• Problem details: Count how many lines in the data below include "option". Answer with the number only.

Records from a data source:
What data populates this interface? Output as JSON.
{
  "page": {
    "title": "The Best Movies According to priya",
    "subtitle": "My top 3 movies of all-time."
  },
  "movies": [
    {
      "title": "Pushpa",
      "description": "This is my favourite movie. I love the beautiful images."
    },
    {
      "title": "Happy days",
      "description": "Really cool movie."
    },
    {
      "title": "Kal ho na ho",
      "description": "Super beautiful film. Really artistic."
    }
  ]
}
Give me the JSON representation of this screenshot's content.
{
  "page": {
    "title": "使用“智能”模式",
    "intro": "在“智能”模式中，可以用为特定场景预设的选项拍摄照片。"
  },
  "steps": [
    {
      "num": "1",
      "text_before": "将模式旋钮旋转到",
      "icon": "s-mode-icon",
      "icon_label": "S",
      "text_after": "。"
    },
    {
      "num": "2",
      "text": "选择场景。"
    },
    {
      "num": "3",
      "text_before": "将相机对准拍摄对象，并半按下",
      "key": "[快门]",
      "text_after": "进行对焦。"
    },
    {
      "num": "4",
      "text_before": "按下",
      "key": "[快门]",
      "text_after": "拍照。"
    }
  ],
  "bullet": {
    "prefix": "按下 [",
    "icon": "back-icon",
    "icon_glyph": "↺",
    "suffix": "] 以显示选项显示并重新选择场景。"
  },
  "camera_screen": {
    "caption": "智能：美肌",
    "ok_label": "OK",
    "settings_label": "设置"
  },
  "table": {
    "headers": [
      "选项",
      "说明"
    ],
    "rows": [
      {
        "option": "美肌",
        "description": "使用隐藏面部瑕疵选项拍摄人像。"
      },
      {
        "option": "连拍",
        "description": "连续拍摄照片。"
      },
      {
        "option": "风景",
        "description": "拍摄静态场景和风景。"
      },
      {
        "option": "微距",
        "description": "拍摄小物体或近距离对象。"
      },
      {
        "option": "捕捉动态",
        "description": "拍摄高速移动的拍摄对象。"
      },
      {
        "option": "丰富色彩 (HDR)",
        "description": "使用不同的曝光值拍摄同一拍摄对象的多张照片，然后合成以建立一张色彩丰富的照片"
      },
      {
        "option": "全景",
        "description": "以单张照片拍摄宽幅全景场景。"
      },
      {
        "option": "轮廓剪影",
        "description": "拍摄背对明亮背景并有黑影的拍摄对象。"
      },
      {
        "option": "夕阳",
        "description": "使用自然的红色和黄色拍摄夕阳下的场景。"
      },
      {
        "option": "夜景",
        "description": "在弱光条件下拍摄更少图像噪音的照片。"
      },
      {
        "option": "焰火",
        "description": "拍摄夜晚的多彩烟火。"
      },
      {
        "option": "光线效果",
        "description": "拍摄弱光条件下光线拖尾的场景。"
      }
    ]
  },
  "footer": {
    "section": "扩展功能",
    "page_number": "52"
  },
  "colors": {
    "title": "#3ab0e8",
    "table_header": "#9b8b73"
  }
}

• Written solution: 12